If I really had my life together, I might as well stay home. But I don’t. So I heed the verse from Hebrews about not neglecting the gathering together of the saints because we need each other. We’re stronger together than we are apart.

That’s why I go to church.

An Advent Prayer

I can’t guarantee that what follows isn’t a repeat of something I’ve posted before, but if so, it’s worth reading again.

“Lord Jesus, Master of both the light and the darkness, send your Holy Spirit upon our preparations for Christmas. We who have so much to do seek quiet spaces to hear your voice each day. We who are anxious over many things look forward to your coming among us. We who are blessed in so many ways long for the complete joy of your kingdom. We whose hearts are heavy seek the joy of your presence. We are your people, walking in darkness, yet seeking the light. To you we say, ‘Come Lord Jesus!'” (Henri Nouwen).

As I am learning this Advent season, this is a time to celebrate the Once and Future King. It is a time not only for looking back in fondness to the Christ child in the manger but for looking forward in faith to the returning and conquering Messiah.

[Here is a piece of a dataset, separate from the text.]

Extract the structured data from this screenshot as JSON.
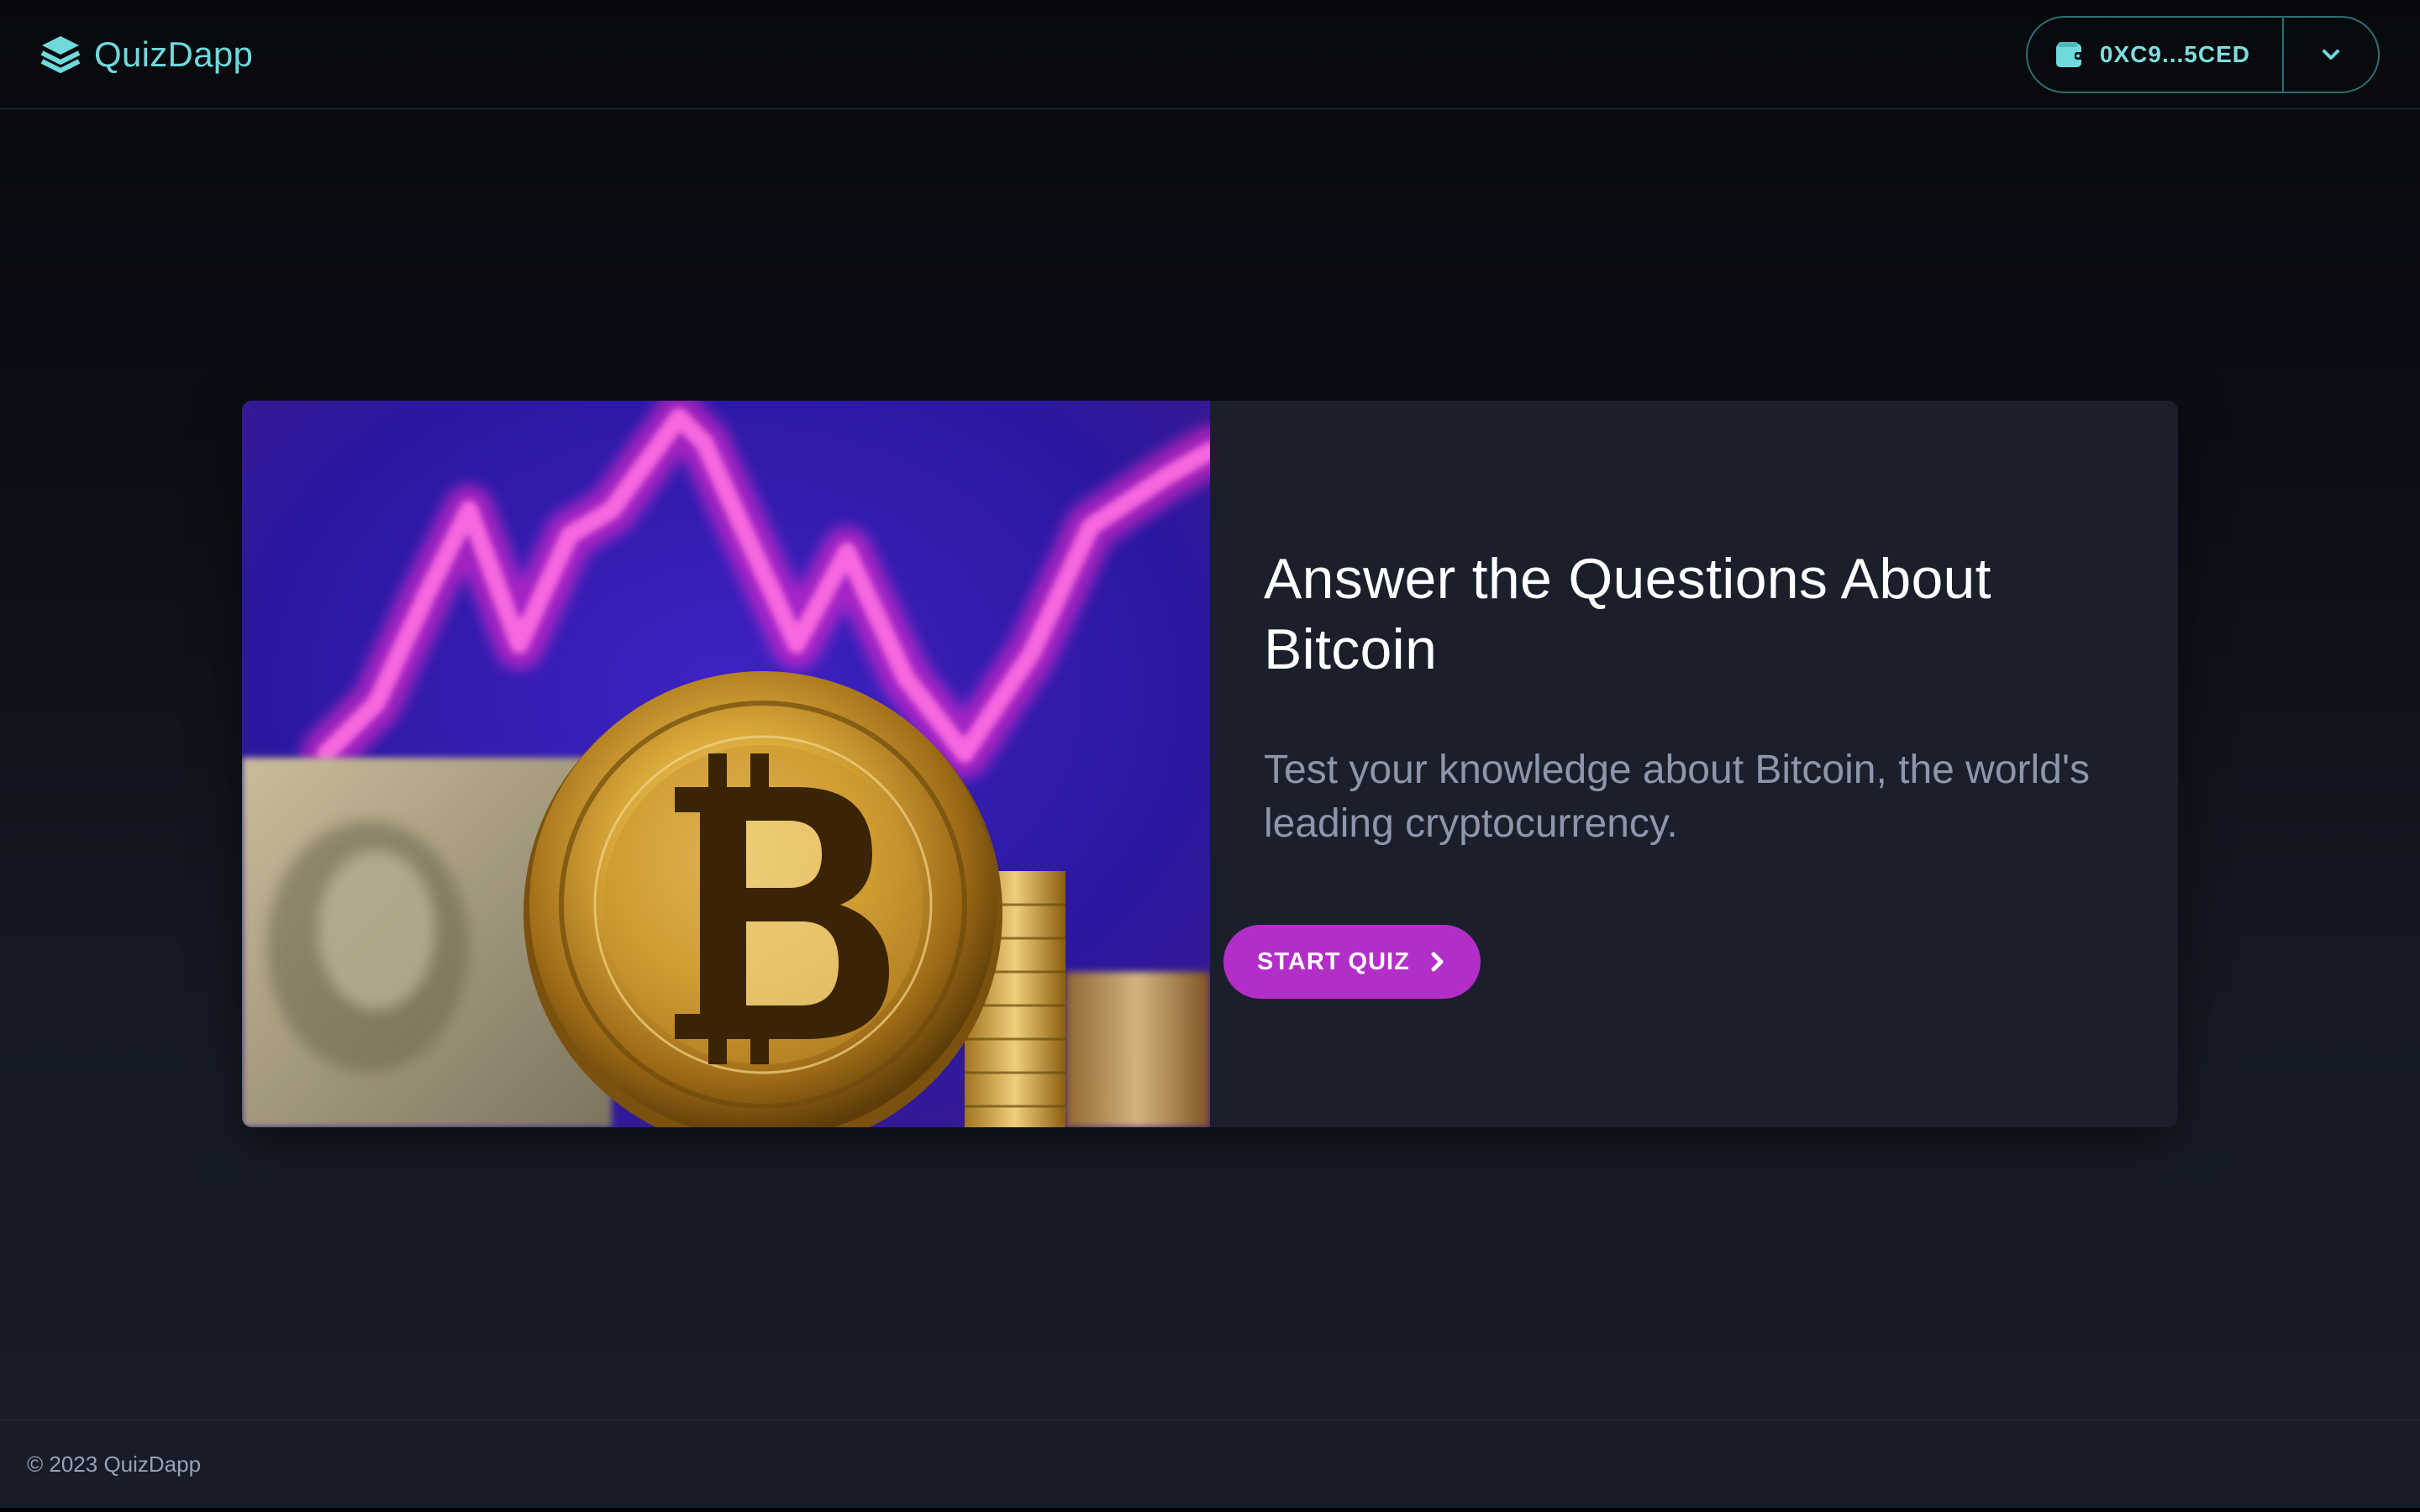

May we not forget the real reason for the season, the joy that so often gets lost and buried beneath all the activities and events and mad holiday rush. May we all make room and time to reflect that the infinite God became small and helpless so that we could become sons and daughters of God.